━━━━━ GIVEN DATA
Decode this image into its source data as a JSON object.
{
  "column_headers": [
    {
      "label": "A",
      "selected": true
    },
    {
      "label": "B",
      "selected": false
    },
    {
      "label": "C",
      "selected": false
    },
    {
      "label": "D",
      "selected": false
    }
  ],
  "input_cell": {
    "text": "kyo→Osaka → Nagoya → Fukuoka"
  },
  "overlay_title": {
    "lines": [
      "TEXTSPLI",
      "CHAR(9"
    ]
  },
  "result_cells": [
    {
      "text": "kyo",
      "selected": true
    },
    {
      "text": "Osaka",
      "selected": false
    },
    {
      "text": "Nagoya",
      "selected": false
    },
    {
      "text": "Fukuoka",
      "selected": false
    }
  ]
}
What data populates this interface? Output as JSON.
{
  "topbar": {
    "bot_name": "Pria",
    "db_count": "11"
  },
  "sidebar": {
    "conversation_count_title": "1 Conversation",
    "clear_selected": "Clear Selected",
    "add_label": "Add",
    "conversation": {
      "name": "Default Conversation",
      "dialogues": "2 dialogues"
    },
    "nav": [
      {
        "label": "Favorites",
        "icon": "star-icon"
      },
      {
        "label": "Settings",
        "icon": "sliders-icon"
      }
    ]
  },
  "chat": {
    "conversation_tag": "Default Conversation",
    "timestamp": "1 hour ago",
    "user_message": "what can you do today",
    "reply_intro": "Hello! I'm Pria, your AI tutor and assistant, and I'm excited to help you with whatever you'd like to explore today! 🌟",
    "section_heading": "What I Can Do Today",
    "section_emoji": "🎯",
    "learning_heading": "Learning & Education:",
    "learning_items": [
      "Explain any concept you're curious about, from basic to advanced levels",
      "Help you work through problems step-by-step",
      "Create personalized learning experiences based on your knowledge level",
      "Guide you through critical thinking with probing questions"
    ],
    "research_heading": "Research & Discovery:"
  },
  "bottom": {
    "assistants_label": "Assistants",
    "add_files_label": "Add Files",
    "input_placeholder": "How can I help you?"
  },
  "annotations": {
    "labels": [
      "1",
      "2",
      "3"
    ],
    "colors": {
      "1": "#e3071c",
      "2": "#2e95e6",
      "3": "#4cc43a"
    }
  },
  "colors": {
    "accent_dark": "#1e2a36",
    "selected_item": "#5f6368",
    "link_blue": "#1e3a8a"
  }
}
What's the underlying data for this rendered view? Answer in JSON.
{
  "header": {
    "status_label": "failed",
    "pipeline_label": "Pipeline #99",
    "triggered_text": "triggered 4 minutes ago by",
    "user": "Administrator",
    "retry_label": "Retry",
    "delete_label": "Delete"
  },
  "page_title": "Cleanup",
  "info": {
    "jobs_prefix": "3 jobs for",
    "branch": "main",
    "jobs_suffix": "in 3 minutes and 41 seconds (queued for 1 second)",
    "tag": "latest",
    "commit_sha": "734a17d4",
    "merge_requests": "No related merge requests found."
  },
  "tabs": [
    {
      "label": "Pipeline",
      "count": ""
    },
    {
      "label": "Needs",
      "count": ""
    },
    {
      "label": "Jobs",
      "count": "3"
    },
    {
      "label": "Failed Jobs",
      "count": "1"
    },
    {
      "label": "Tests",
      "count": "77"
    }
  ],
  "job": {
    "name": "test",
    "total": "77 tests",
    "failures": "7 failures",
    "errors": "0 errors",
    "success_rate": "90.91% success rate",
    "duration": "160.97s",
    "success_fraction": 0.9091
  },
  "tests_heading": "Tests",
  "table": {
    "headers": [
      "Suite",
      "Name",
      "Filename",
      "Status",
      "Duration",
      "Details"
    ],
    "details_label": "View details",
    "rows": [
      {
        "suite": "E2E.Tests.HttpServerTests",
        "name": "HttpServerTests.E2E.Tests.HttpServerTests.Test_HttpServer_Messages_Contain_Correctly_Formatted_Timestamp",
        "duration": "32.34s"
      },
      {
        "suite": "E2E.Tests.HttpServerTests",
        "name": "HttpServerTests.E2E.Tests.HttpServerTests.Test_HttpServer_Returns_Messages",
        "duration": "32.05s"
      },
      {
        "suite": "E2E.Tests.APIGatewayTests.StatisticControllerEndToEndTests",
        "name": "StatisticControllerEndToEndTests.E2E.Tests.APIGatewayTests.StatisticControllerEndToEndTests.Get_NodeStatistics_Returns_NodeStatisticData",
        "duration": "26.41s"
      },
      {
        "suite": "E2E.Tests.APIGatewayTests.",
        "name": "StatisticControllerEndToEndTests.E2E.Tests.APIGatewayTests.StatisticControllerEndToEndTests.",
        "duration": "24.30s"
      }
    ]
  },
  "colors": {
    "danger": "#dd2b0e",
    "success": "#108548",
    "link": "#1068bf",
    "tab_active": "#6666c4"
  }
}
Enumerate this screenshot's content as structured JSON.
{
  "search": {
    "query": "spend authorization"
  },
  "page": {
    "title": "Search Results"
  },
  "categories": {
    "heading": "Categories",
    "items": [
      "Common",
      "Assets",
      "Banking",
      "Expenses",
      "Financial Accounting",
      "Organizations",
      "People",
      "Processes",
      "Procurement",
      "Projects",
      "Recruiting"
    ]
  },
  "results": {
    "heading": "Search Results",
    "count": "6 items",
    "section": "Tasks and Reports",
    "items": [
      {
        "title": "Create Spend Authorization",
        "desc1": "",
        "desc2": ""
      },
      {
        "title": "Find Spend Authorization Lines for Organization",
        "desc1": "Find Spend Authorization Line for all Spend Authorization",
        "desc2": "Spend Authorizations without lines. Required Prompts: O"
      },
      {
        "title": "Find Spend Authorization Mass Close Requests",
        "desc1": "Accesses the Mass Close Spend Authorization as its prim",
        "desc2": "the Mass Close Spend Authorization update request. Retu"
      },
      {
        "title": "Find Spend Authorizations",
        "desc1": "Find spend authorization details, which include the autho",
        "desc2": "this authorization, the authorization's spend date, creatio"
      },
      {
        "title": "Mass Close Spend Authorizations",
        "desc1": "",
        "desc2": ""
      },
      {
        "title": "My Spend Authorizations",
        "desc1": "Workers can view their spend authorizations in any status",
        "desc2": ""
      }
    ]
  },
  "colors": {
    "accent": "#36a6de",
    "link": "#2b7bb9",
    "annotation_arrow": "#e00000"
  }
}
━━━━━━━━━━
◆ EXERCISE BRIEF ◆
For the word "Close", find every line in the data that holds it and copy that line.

◆ WRITTEN ANSWER ◆
        "title": "Find Spend Authorization Mass Close Requests",
        "desc1": "Accesses the Mass Close Spend Authorization as its prim",
        "desc2": "the Mass Close Spend Authorization update request. Retu"
        "title": "Mass Close Spend Authorizations",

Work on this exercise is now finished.